_The records_:
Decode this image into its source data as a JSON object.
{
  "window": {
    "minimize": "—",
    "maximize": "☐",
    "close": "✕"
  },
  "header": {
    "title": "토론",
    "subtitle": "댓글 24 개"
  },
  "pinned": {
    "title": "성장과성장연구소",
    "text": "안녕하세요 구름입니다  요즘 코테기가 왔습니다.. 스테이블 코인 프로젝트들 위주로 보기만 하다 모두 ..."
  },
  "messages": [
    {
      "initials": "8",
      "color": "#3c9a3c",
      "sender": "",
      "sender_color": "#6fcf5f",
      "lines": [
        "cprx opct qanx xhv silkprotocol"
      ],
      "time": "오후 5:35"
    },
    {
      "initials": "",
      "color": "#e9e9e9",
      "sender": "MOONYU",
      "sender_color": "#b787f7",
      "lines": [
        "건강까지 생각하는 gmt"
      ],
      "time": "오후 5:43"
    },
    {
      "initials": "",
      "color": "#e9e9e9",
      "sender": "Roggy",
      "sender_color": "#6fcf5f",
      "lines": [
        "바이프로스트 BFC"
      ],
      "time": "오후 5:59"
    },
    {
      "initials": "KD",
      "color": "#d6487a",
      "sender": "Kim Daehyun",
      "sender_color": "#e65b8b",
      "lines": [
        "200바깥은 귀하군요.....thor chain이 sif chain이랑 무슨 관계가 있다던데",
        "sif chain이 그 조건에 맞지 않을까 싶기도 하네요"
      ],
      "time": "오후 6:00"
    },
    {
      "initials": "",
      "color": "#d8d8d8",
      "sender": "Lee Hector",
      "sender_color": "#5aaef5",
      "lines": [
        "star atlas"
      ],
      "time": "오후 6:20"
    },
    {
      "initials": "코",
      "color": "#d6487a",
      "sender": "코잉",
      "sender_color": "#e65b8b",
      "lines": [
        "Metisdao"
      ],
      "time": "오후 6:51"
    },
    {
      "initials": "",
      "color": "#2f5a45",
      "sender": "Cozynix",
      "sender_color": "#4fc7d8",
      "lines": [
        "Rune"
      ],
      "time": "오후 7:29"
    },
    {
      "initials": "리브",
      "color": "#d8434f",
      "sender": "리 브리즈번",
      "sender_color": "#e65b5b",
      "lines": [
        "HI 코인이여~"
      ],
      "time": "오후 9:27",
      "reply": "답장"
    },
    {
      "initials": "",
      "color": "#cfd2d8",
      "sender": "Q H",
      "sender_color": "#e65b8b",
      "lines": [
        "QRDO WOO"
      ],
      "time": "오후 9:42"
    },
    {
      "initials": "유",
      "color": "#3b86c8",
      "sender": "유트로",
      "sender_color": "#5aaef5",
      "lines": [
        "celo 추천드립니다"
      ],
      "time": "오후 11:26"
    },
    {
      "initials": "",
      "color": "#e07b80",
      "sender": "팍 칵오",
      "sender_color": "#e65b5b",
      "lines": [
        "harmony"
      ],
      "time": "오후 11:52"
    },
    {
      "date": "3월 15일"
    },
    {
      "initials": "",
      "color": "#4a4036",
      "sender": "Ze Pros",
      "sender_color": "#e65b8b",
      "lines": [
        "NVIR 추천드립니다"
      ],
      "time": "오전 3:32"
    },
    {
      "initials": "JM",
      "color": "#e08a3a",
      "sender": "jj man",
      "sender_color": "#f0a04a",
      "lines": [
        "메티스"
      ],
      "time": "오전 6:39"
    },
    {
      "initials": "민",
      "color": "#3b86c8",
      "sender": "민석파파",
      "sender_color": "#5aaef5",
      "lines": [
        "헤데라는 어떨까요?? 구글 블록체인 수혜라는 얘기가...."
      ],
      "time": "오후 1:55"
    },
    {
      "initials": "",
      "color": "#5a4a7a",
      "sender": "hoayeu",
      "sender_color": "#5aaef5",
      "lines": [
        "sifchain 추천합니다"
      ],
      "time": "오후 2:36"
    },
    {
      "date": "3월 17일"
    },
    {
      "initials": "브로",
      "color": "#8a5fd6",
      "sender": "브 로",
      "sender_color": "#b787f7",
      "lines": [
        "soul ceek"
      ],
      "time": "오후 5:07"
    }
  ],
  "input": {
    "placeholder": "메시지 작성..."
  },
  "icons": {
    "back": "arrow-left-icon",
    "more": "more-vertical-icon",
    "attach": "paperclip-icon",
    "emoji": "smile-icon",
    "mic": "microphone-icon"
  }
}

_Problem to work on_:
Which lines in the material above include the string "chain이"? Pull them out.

_Problem solution_:
        "200바깥은 귀하군요.....thor chain이 sif chain이랑 무슨 관계가 있다던데",
        "sif chain이 그 조건에 맞지 않을까 싶기도 하네요"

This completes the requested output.